Have You Seen This Woman?; Statue of Justice

Have You Seen This Woman?; Statue of Justice

We Aberdonians travel these roads day after day. Seeing familiar buildings and streets, which by our memories are held in place.

We’ve become desensitized. We look for exciting things to do here. We fall back on the same old things. We’ve become “monotonized”. We see the picture on the cover of this magazine, a golden goddess, a pristine statue we’ve perhaps never seen before. We think, “Wherever she stands she must stand majestic, unable to be ignored.” We look up to the clock tower that tops the courthouse in the center of our town. Our eyes stop, so often, at the clock. We’ve been ignorant. We’ve missed out. There since before our grandparents were born she’s stood, Lady Justice, watching over this beautiful city. The city where we took our first step, spoke our first word, or had our first kiss. And yet we’ve overlooked her – some of us never seeing her at all. So what else, we must then ask ourselves; what else have we missed?

The statue of Justice, standing astute on the cover of this issue, is the highest point of the Brown County Courthouse, at 10 feet 8 inches tall. She’s topped the clock tower since 1903. She holds a sword in her right hand next to her chest, symbolizing the power of reason and justice. She holds scales in her left hand, balancing the scales of truth and fairness. And she stands on what looks like a block, but apparently represents a book, The Book of Knowledge. Under this book one should see a serpent, making the statement that with knowledge one is able to destroy evil, but our statue’s elements have been oversimplified, losing this detail. According to the book, Brown County History (North Plains Press, 1980), our Lady Justice is made of copper.However, by the Midas touch she’s been turned to gold, or more likely, by the brave painter who restored her in 1953, when he climbed the tower to find Justice completely unattached from the base and “just resting there.” In 1988 the statue was painted for a second time to appear as she does today.

However, Cliff McQuillen (the publisher’s grandfather), saw some inconsistences between our statue and the description of Justice listed above. He took to his grave that our statue was not Justice at all but rather Lady Liberty. Cliff ’s protest showed merit upon closer examination. The statue’s sword appears to be the object of focus and the balance scales, which are always the featured element of any Lady Justice, are held loose and limp at the statue’s side. Our Justice diverts the onlooker’s gaze, but is not blindfolded or blind, as Justice is supposed to be. In addition, if Grandpa Cliff, as most of us, knew little of the history of Aberdeen’s Lady Justice, he might wonder why a statue made of copper (which is the color of a penny) gleams in a bright gold.
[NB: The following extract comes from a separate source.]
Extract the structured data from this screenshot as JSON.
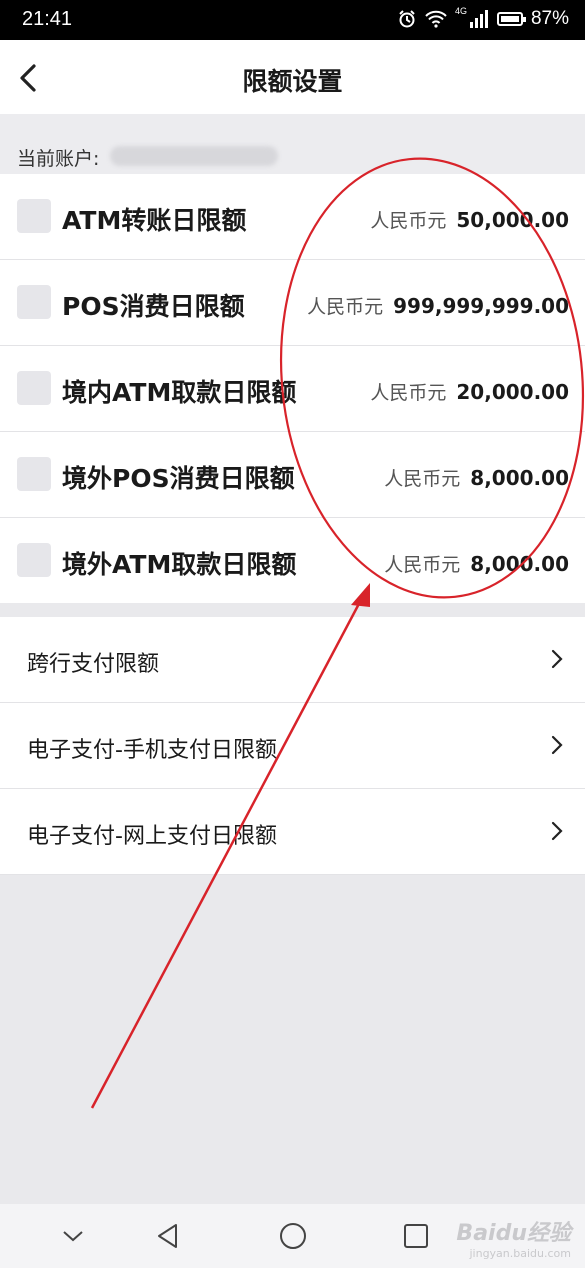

So we began to search for answers. Did the county actually receive its intended “Justice” statue, or did they end up with a one-size-fitsall statue altered to look like Justice with addons of a scale and sword? We looked through old courthouse documents dating as far back as the late 1800’s. We interviewed locals versed in Aberdeen history. We looked at historic brochures and pamphlets. What we were surprised to find is that no one knew a whole lot about a huge golden statue standing over 10 feet tall in the center of town. And so our quest continued. When looking through the 1903 County Commission Meeting minutes we found: The “Statue of Justice” ordered from W.H. Mullins Manufacturing in Salem, OH, and a four-digit number, “6875” for “$200”. A check number perhaps? An invoice number? An online image search brought up a page from a Mullins Statuary Catalogue, which included four-digit item numbers, assigned to each statue. Number 6875 must then be the item number for the Mullins factory-made Justice statue our county officials selected over 100 years ago. We contacted a historical society in Salem, OH for assistance. Fortunately they had a vast collection of Mullins ephemera. They dusted of their 1900 Mullins statuary catalogue and found item number 6875, “Justice with Scales at Side,” an exact match. The mystery of Lady Justice’s origin had been solved! Yet with her crown of stars and perfect sight we still wonder, even though the catalogue says “Justice,” is it really her?

Through our exploration of Lady Justice we looked deeper into our surroundings, and we found not only an overlooked treasure but also a connection to our very roots. Like the golden Lady Justice, we have beautiful treasures all over this fine city, some hidden in plain sight. And so we encourage you to go forth, and seek out all the bounty this great town has to offer, to encourage you to love this city a little more, and to help you realize (if you don’t already) that life truly is good in Aberdeen.